Most of us are neither medical doctors, nor nutrition experts. That means that it can be quite confusing when the powers that be continue to bicker over which foods are best for our health. Of course, we know there are special interests who will balk at scientific findings that threaten their bottom line. We know that you can’t trust advice about eating eggs from egg producers, or beef from the cattle industry.
We, undoubtedly, take those food based commercials with a grain of salt, just as we do the perfume commercials that promise we will be irresistibly sexy if we just spray on some fragrance. Yet, if the bulk of our information is coming from commercially supported sites, then the bulk of our nutritional advise will be coming from those commercial interests that we just cannot trust.
What about the news media? Can we trust them to give us the most sound advise about nutrition? Probably not. News media thrives on controversy, most especially if it tells their readers that their secret wishes are true. That’s why we/re all such suckers for the underdog story. We all want to believe that even the least powerful of us can triumph over the big bad guys. When it comes to underdog stories, it’s good for us to hear that perseverance pays off in the end, because perseverance is a good thing. But when it comes to nutrition, we don’t need to hear what we wish to be true, we need to hear the truth.
When the media goes looking for their controversial stories in science literature, they are looking for just those dangerous kinds of misfit pieces of information that they know we would love to believe. Imagine what the media would do with a study that shows that potato chips can cure cancer, or that ice cream is good for the heart. No such study exists, of course, but these are the kinds of stories that journalists dream about.
As a result of this media bias, we get slanted stories about nutrition. If three hundred thousand studies show that high fat foods cause heart disease, but one outlier study indicates that a high fat diet can lower your cholesterol, guess which information gets airtime? That’s exactly the kind of misleading hype we get about nutrition. It has led to the current craze over high fat and high protein diets like the downright dangerous Atkins and Paleo diets. The science behind these diets is flimsier than Walmart furniture. Yet, people continue to believe in it, because of the dearth of good information coming out of media today.
That’s why I cannot speak highly enough about NutritionFacts.org. This site is the public face of a nonprofit organization dedicated to distributing evidence based nutritional science. Doctor Michael Greger heads up a team of nutritionists who scour the scientific literature on human nutrition studies every day in search of “the most groundbreaking, interesting, practical papers” in order to bring us those findings. They are conveniently located in Maryland, just across the border from Washington, D. C. and the National Library of Medicine, the largest medical library in the country. Every medical journal that gets published gets a place within that library, and Dr. Greger’s team scours through those journals.

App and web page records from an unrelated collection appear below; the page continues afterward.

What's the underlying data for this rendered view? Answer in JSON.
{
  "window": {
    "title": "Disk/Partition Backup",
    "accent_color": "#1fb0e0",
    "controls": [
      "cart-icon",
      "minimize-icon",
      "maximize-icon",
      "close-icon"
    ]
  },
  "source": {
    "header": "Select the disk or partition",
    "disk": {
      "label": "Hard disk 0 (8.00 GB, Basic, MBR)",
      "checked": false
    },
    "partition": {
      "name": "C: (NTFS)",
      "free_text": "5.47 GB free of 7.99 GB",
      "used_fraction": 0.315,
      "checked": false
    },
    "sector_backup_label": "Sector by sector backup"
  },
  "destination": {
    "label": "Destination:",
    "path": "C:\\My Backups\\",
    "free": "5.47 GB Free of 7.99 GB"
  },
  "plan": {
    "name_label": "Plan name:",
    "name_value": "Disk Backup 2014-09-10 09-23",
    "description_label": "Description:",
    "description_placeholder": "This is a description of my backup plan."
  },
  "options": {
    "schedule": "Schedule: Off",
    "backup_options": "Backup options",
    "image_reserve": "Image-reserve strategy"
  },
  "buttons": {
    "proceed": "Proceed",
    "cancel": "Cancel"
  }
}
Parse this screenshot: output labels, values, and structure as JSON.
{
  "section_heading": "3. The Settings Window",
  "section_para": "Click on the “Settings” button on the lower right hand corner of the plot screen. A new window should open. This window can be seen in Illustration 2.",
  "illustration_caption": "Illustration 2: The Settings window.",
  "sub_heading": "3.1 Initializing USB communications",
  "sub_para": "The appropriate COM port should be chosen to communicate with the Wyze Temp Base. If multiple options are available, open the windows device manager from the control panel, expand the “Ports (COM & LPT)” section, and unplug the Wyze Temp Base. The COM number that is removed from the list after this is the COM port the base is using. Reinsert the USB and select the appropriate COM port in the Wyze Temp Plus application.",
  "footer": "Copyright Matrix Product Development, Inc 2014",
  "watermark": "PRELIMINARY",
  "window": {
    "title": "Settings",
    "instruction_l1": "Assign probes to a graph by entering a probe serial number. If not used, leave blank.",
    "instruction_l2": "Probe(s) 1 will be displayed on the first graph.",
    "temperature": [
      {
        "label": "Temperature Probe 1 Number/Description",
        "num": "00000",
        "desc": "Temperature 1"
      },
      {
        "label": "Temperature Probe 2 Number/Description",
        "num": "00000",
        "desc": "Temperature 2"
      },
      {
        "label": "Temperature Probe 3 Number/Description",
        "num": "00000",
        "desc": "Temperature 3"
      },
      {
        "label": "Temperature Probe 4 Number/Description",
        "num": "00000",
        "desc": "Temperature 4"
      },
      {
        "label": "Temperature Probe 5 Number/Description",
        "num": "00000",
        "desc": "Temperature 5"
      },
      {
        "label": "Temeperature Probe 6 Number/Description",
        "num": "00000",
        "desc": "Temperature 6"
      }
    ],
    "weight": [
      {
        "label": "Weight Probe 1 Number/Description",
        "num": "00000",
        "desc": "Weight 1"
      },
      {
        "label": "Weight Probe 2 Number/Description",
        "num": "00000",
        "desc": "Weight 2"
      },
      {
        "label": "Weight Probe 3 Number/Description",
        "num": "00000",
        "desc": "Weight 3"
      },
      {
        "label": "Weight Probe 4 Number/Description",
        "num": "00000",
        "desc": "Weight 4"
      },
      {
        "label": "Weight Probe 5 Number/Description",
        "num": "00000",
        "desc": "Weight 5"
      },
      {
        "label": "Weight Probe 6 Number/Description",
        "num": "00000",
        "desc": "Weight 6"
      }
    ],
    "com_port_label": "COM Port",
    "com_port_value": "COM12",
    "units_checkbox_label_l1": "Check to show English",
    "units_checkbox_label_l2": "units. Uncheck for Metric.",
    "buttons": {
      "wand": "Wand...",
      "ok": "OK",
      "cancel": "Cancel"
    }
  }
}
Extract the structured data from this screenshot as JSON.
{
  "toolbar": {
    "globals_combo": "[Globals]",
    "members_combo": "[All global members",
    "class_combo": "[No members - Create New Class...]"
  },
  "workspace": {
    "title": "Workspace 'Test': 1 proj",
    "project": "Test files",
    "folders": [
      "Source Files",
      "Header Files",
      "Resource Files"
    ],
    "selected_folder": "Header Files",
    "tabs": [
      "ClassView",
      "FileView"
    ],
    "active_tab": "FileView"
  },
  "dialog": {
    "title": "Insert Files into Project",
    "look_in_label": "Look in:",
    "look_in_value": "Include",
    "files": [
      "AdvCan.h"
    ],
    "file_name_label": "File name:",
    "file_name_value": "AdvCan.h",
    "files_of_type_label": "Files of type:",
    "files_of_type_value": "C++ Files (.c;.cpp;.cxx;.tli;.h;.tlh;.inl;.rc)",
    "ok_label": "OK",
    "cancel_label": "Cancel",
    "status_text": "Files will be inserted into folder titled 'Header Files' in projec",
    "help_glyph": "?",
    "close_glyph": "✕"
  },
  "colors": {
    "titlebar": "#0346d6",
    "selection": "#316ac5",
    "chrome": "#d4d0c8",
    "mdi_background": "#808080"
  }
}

What they bring to us are entertaining little videos and essays on the best evidence based nutrition available today.
I love how entertaining these little gems are. I have subscribed to the website, and I have learned a great deal about nutrition just by watching those videos as they come to my email. My favorite part about the site, though, is that Dr. Greger includes links to the studies themselves, so that I can do a little background research. In this way, I’ve been able to see for myself how reliable the information might be. I often do searches on the site to learn more about a particular issue like heart disease, diabetes or breast cancer.
If you have a health issue that you need to address, if you have a loved one with a health issue—heck, if you have a body—you owe it to yourself to subscribe to NutritionFacts.org today.